Looking Back

Before I move on to writing about the new technologies I am working with in my new position, I thought it would be good to look back over my time at my first technology job.

Automated Testing

I spent a year and a half with G2G3; I was hired to work as a Junior Developer in Test, to aid in creating an automated testing framework for browser and device testing on a large project that was well under way. Apart from programming, everything else was brand new to me. The level of testing I was doing at university was just, “Does it compile?”

Unfortunately, there wasn’t much in the way of training, mentoring, or guidance in any form. One of the senior web developers suggested signing up to Pluralsight for online courses, which I did, and still use today. They have a wide range of courses that have so far been very helpful. They don’t have courses on everything I’ve been looking for, but they have enough to make the service worthwhile to me.

After settling in to the company, I started delving into BDD (Behaviour-Driven Development), SpecFlow, and Selenium.

BDD and SpecFlow

SpecFlow is a C# framework for defining your tests in the Cucumber Given, When, Then format which uses the Gherkin parser. Each test becomes a Scenario, and a number of scenarios are grouped into Features.

This allowed for writing tests that were easy to understand by all areas of the team. The hardest part we found was trying to define a consistent DSL (Domain Specific Language) which would also allow the use of an ubiquitous language. This approach helps with DDD (Domain-Driven Design), if your team wants to go that way.

We were aiming for a situation where any member of the team would be able to write the tests and wouldn’t need to know anything about how these tests would actually be executed.


Beneath SpecFlow, we were using Selenium to control the browsers and devices (through Appium). Selenium was a great tool to work with. I ended up doing what many sources suggested, which was to create my own abstraction layer over Selenium to make some things a little easier. Doing it this way also made it easier for me to automate devices and browsers through the same interfaces. It took a while to fully understand how it worked on different browsers, and how to get around some of the quirks, but overall it was nice to work with.

I created a framework to manage our implementation of these tools so that we could have automated tests on all of our projects. I initially had the intention of extending this framework to automate the legacy Windows desktop applications, but we abandoned this idea due to time constraints.

I wanted to change as little as possible in the code itself, so I implemented my own take on the page object pattern. Rather than use classes, I decided to put all the page and element details into configuration files. This worked out great, but was a little confusing to some members of the team, so I then went on to rebuild the whole thing to use the more “classic” approach.

I wasn’t too fond of this as there were just so many class files involved which were all very similar, even after I broke the pages down into reusable components.

If I ever go back to creating my own automated testing framework, which I may do at some point, I think I’d like to create it in such a way that both approaches were possible.

Continuous Integration

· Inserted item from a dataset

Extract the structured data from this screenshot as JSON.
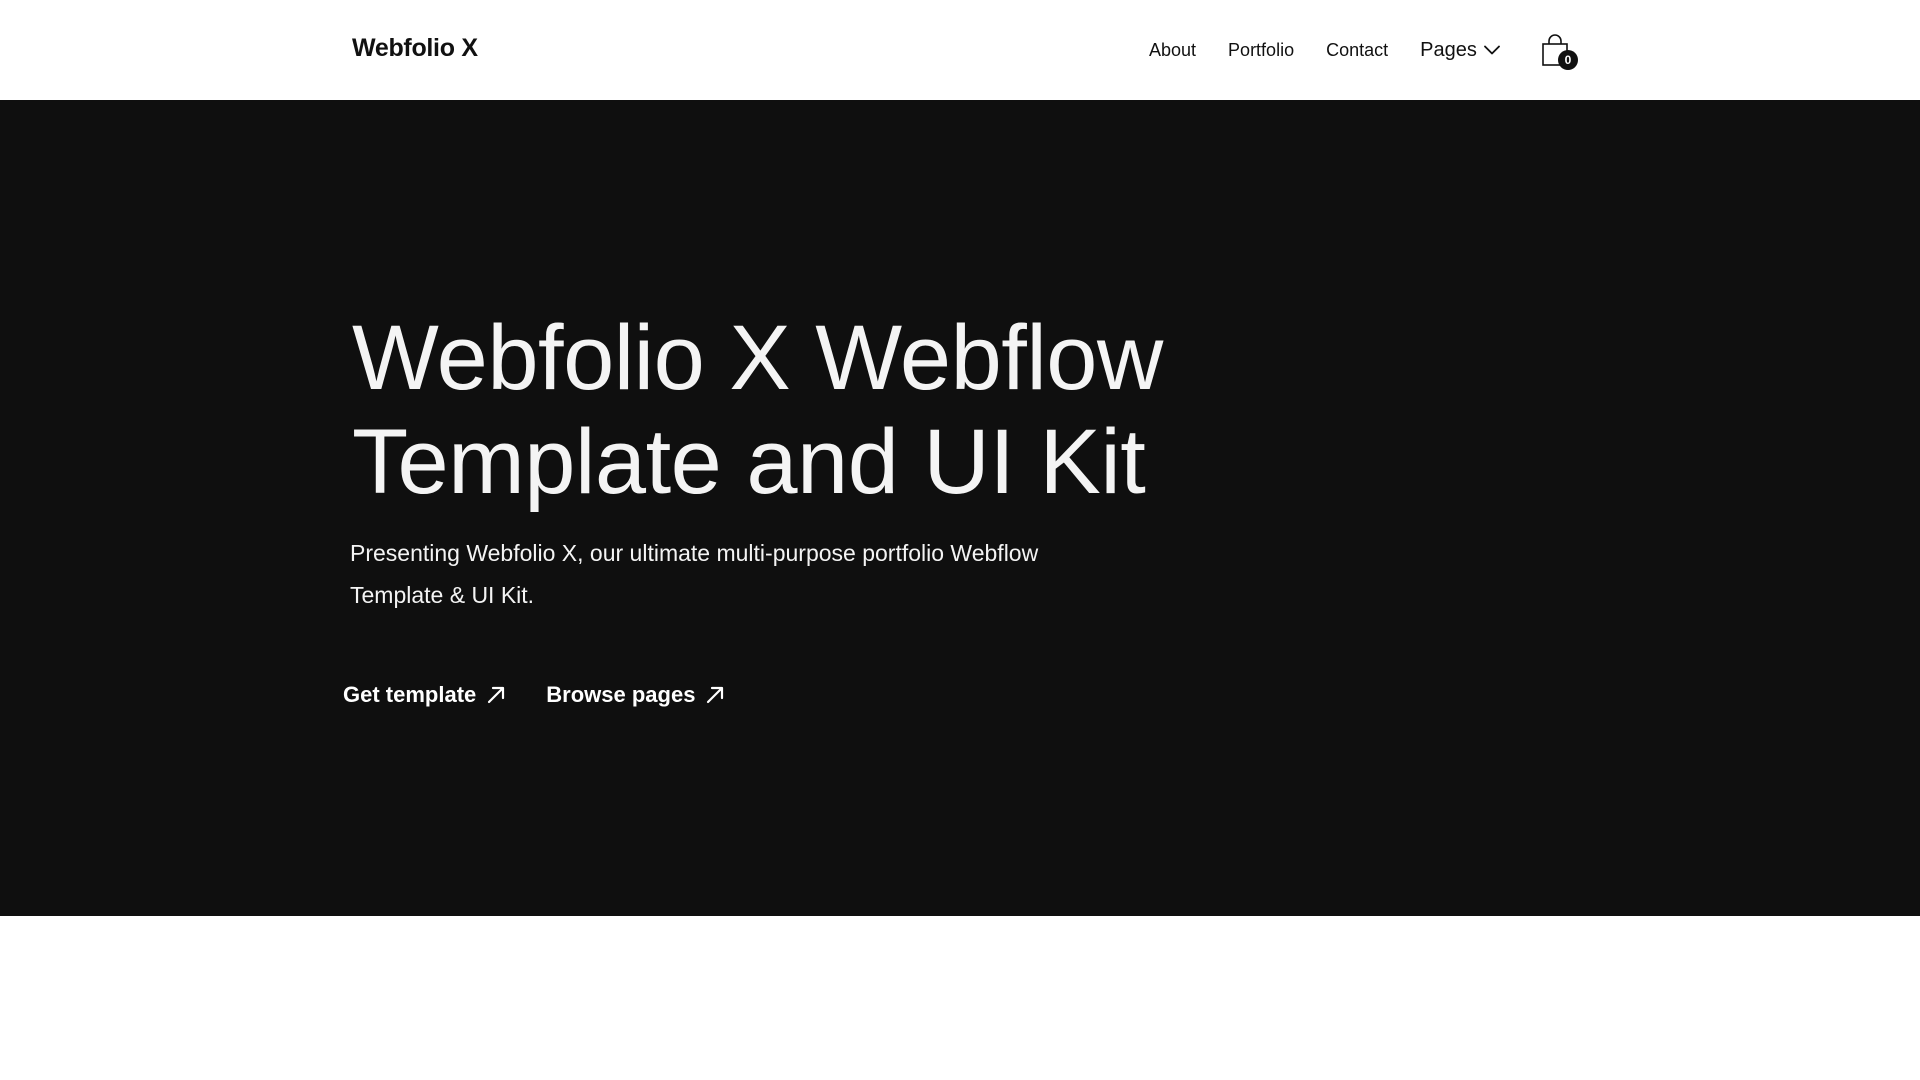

At the company, we didn’t have anyone working on CI. After my short time at Cloudsoft, I was keen to get automated builds across all projects. I started out working on Jenkins without any build scripts. We would add the required build steps directly into Jenkins, which wasn’t ideal. I did most of the build alterations directly in MSBuild, which was pretty unpleasant.

Months later, we moved to building on TeamCity, and I started to learn the basics of F# so that we could use Fake (F# MAKE) as our build scripting tool. TeamCity would simply execute a build.bat file, and wait for the artefacts. This approach made it much easier to modify our build process, and would have made it easy to move to any other build server if it was needed.

The hardest part about working with Fake, was the difficulty in Googling for help on the topic.

Continuous Deployment

With everything automatically building, testing itself, and pushing out shared libraries correctly, I then moved to making the applications deploy after successful builds. Our Head of Software Development, who moved us onto TeamCity, also suggested using Octopus Deploy.

Octopus was like magic; with little configuration, you could easily deploy a .Net application or website out to an environment and promote it to the next when you were satisfied with its performance. Once we had an understanding of everything that Octopus needed to work as best it could, we had it managing our biggest projects across four different environments.


Overall, this was quite the departure from Games Development. I haven’t touched C++, AI, graphics, or physics in years, and I imagine I would struggle to pick that back up. I had the intention of cleaning up most of my university work so that I could proudly display it on GitHub, but I feel that will be much more of a challenge now… and probably isn’t really worth doing.

Learning about the various different areas of software development was a struggle, but very worthwhile. I didn’t get to do as much “proper” development as I would have liked, but at least my time at G2G3 gave me a good understanding of areas that I probably would not have learned about otherwise.